In the summer of 1978, a group of IBM executives met in Armonk to form the Instrument Systems Task Force and explore IBM’s entry into the chemical analytical instrument business. The IBM PC was not yet even a glimmer in Don Estridge’s eye, and the only well-known personal computers were the Apple II, the Tandy TRS-80 and the Commodore Pet.
By October, IBM’s Corporate Management Committee had approved the venture and IBM Instruments was soon formed. This book explores and memorializes the rise and successes of IBM Instruments and its eventual demise, only about 6 years after it was announced. To many, this was a shocking failure from one of the greatest computer companies in the world, and it is worth taking some time to examine how the Instrument Division grew and how it finally was shut down.
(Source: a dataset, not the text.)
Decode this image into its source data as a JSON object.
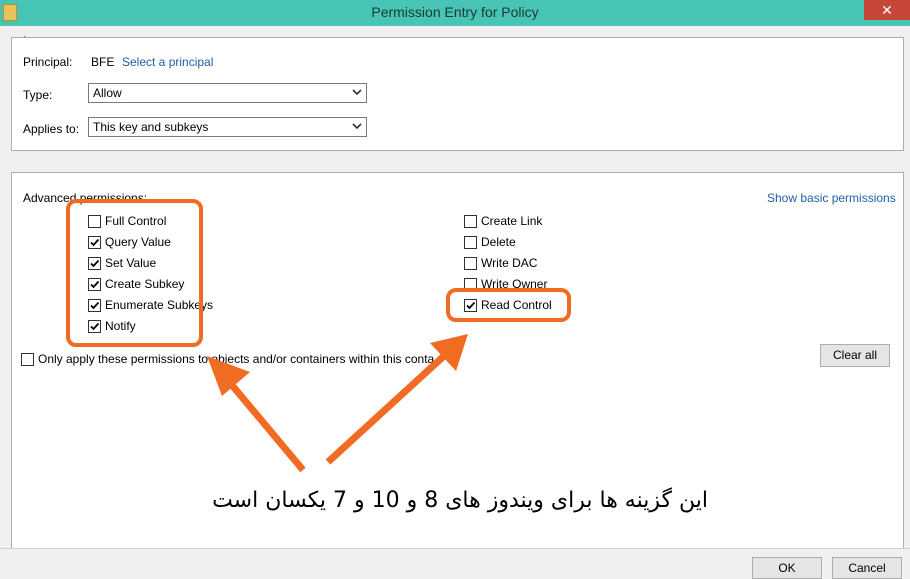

It tells the never-before written full story of IBM Instruments and why everyone who worked there misses it.
This corporate Greek tragedy details the ideas for great products like a redesigned NMR spectrometer console that concealed obsolete electronics, to a desktop computer far ahead of its time that received far too little support.
Successes included an excellent AF series NMR spectrometer and an IR spectrometer based on new PC-AT, as well as a satellite PCNMR workstation package for the PC-AT that revolutionized the organization of NMR labs.
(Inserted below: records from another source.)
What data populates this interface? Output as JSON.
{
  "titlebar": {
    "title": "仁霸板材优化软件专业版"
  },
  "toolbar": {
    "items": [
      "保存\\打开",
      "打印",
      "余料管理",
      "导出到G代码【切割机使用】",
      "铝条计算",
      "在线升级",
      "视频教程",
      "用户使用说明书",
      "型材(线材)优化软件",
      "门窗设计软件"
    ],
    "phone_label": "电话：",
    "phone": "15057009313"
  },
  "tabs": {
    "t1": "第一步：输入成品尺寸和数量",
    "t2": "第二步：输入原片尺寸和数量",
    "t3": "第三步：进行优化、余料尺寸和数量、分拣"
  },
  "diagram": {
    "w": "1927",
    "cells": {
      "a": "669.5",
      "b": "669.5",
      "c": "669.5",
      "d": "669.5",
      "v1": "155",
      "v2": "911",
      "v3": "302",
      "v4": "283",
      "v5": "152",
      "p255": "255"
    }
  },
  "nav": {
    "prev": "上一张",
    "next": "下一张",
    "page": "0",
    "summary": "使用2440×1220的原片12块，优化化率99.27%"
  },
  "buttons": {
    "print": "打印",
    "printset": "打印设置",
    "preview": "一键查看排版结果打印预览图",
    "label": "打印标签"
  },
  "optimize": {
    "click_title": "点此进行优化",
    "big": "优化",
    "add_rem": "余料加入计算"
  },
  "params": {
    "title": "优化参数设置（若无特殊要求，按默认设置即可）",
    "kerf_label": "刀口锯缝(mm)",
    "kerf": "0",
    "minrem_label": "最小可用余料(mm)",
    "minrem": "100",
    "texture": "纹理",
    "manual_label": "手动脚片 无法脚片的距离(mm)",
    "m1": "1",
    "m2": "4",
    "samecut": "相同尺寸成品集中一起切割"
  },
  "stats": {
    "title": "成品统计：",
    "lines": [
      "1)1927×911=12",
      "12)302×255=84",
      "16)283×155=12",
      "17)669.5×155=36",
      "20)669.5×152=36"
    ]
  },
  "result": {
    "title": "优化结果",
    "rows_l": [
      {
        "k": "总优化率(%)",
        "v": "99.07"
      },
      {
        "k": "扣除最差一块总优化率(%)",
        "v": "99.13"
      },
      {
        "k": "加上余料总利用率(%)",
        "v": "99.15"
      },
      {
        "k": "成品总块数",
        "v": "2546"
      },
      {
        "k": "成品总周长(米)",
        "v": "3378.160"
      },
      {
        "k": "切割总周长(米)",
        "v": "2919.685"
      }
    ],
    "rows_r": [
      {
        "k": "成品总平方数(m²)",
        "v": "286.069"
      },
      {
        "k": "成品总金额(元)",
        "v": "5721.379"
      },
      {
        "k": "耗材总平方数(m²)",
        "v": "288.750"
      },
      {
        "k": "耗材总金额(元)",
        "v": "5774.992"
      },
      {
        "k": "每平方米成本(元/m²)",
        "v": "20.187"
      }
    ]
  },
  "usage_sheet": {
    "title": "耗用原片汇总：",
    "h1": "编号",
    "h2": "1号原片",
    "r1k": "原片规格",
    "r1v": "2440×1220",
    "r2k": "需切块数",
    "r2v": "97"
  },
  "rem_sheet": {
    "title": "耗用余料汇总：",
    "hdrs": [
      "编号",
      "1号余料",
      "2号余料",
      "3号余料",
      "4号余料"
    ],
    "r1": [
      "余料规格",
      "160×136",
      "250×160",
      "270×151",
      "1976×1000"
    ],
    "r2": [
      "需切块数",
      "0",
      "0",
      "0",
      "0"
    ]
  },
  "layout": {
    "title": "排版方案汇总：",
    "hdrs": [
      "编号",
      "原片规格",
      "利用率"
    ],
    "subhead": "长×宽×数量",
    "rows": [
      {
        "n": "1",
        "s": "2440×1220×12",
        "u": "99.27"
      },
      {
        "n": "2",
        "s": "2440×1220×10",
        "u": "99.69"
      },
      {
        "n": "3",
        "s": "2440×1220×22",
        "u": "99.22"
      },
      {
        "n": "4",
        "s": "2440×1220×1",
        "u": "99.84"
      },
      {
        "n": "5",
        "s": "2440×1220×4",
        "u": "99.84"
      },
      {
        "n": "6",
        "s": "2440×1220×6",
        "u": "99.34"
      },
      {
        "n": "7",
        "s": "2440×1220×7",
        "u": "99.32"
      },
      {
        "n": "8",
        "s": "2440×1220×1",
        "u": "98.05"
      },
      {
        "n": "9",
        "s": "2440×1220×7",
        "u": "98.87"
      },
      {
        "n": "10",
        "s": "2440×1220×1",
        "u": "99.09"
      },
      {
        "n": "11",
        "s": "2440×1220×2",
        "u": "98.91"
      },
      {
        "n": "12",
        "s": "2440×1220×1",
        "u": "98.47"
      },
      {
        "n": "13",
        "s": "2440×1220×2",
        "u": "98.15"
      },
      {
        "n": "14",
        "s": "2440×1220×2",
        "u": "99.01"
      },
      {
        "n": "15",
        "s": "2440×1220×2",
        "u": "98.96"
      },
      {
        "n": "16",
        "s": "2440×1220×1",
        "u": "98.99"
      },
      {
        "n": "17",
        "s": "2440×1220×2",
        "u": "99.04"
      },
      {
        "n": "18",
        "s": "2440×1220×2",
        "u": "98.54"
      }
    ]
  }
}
But eventually, IBM’s Instrument business unit was shut down and we all went off to other jobs. What they did wrong was mostly management-based, not technical and the book explains it in detail.
Flameout: The rise and fall of IBM Instruments- a business study wad just published and is a great book for anyone interested on how small businesses grow and sometimes do not. Early readers have called it
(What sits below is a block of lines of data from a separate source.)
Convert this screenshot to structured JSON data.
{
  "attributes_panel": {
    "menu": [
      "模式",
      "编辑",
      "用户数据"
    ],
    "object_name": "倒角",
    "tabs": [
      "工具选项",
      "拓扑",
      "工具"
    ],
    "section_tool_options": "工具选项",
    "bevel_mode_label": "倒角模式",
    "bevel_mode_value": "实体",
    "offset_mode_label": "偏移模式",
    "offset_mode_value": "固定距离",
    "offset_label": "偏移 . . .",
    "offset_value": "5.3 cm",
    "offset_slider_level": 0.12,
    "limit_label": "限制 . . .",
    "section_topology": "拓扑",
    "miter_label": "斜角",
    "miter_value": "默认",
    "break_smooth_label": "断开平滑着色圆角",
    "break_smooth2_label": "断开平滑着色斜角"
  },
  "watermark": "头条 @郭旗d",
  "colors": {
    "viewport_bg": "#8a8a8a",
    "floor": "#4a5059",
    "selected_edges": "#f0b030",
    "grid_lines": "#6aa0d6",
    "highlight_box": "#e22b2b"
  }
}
- “A must-read! “
- “I think the book deals with some important issues still relevant today.“
- “The value of writing these things up is huge”.
The book is available on Amazon.